these events, which led them to apprehend domestic and
foreign warfare at the same moment, ´┐Ża British fleet and
army in front, and a disaffected people in the rear.
They resolved to enforce obedience, while yet the time
was allowed them, and sent a force of two thousand
men, under colonel Richardson, into the refractory settle-
ment, with instructions to apprehend the leaders of the
party which had seized the powder, and to do all other
things necessary to suppress the present, and prevent
future insurrections. This decisive measure had the de-
sired effect. Opposition was overcome ; many of the
loyalists subscribed the terms proposed by the congress ;
some of the leaders were made captives, while several
of them voluntarily abandoned the colony, and fled to
Florida. It was not until a strong British army appeared
in the country, that they were emboldened to throw off
the mask, and emerge from their hiding places.
Having quieted their domestic difficulties, the popular
leaders resumed their preparations against the approach
of the enemy. Batteries were raised at Georgetown and
other places ; a fort and magazine were established at
Dorchester; Charlestown became a garrison ; the advan-
ced posts were all filled with troops ; and the fort was
begun on Sullivan's island, by colonel Moultrie, which
now bears his name, and which, shortly after its erection,
became identified with his military reputation. Powder
and arms were gleaned from various sources ; and in
March, 1776, a congress convened, with the title of a
general assembly, of which John Rutledge was made

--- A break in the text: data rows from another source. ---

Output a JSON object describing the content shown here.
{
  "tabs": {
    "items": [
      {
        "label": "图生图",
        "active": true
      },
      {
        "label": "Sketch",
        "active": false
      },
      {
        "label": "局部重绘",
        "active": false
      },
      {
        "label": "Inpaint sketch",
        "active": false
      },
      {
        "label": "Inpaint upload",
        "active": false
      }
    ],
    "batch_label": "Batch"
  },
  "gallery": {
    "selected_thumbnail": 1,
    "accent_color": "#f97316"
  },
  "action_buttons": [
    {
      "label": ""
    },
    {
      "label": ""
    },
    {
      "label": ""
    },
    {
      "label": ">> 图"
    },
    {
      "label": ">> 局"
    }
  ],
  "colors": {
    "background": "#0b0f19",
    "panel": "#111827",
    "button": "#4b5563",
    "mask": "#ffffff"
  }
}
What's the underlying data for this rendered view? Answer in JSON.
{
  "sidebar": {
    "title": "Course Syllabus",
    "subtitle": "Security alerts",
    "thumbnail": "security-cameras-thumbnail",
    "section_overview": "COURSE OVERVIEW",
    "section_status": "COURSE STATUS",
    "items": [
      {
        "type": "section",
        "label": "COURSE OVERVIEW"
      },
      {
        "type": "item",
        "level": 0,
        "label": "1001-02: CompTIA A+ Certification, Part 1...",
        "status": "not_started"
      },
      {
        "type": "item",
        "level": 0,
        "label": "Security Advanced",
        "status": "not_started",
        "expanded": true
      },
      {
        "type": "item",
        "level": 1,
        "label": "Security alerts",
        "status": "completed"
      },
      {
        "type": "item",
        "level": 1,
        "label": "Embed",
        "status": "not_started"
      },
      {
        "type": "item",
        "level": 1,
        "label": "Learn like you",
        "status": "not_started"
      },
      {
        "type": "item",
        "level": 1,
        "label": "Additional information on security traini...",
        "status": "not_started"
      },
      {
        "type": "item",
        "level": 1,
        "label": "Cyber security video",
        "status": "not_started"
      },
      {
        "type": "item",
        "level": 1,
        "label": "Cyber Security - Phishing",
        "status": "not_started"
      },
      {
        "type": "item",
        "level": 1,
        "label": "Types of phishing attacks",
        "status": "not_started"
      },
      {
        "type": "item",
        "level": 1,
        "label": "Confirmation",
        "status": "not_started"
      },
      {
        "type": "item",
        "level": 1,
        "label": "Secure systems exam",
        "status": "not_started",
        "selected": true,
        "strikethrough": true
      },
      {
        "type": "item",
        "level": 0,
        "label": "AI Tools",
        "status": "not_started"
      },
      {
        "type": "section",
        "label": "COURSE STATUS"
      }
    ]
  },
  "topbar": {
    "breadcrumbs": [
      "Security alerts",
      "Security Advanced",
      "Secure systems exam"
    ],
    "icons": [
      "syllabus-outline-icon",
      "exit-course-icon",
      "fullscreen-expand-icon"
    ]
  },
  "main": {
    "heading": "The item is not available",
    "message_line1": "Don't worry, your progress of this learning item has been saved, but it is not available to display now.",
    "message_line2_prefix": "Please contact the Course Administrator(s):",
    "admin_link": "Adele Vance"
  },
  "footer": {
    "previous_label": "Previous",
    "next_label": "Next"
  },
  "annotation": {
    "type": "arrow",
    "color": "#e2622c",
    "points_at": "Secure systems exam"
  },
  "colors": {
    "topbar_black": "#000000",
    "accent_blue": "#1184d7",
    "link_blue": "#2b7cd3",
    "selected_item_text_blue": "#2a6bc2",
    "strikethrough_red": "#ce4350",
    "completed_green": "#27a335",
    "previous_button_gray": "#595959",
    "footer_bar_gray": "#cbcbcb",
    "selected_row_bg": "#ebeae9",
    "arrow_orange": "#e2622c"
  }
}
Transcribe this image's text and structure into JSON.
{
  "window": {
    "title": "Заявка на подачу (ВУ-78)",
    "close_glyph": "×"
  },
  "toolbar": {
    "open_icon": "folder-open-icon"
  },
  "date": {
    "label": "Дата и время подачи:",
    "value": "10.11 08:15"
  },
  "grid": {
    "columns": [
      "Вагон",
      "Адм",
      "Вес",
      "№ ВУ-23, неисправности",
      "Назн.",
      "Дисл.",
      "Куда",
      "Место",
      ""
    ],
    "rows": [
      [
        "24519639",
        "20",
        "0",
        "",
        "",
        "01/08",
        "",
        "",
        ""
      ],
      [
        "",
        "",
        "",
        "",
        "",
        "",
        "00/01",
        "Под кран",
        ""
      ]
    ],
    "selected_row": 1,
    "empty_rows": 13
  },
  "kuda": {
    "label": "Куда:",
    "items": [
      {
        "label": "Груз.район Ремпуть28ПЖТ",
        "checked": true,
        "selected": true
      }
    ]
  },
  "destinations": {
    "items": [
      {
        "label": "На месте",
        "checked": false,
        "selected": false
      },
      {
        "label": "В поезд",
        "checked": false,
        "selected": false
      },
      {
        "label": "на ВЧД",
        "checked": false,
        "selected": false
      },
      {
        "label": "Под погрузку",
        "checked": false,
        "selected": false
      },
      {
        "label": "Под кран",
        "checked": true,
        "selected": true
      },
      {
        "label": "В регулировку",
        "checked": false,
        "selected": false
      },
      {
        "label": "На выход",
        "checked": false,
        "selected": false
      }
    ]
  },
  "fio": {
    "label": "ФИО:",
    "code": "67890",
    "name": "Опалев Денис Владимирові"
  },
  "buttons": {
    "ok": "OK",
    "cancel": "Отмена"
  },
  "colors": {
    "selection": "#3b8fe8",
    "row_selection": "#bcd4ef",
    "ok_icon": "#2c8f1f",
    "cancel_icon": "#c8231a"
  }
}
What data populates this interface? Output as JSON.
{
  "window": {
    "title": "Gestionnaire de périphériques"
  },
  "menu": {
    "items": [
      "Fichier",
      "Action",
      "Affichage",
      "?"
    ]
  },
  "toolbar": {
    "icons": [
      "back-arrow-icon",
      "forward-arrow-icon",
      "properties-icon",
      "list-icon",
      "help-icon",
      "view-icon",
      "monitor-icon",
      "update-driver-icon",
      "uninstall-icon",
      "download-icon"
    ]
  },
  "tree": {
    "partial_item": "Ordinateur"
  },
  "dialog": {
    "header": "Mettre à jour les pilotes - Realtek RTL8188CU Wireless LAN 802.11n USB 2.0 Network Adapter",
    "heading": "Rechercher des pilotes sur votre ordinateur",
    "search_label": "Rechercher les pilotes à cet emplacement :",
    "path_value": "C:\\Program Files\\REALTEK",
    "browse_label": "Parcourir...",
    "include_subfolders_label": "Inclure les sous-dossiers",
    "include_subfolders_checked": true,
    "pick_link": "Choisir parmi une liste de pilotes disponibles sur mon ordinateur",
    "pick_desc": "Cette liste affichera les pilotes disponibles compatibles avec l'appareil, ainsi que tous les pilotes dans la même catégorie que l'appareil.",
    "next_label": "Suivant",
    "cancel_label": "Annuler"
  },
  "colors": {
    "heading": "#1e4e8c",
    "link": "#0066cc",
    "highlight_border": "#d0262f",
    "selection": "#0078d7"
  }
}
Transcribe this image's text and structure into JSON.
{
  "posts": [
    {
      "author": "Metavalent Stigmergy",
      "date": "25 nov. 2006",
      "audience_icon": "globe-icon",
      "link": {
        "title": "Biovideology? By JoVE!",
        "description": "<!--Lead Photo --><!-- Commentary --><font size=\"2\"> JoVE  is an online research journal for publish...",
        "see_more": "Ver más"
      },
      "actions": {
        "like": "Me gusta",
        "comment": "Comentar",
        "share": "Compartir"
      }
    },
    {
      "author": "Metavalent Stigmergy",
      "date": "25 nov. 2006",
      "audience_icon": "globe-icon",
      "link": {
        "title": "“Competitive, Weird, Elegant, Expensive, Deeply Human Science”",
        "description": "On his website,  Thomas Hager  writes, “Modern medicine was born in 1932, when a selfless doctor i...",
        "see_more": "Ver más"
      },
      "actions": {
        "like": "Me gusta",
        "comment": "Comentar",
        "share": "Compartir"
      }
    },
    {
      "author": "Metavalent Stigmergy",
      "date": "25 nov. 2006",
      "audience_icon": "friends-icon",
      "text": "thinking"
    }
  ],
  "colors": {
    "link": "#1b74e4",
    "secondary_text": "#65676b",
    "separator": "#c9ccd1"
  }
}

president, and a temporary constitution formed for the gov-
ernment of the state. South Carolina was the first of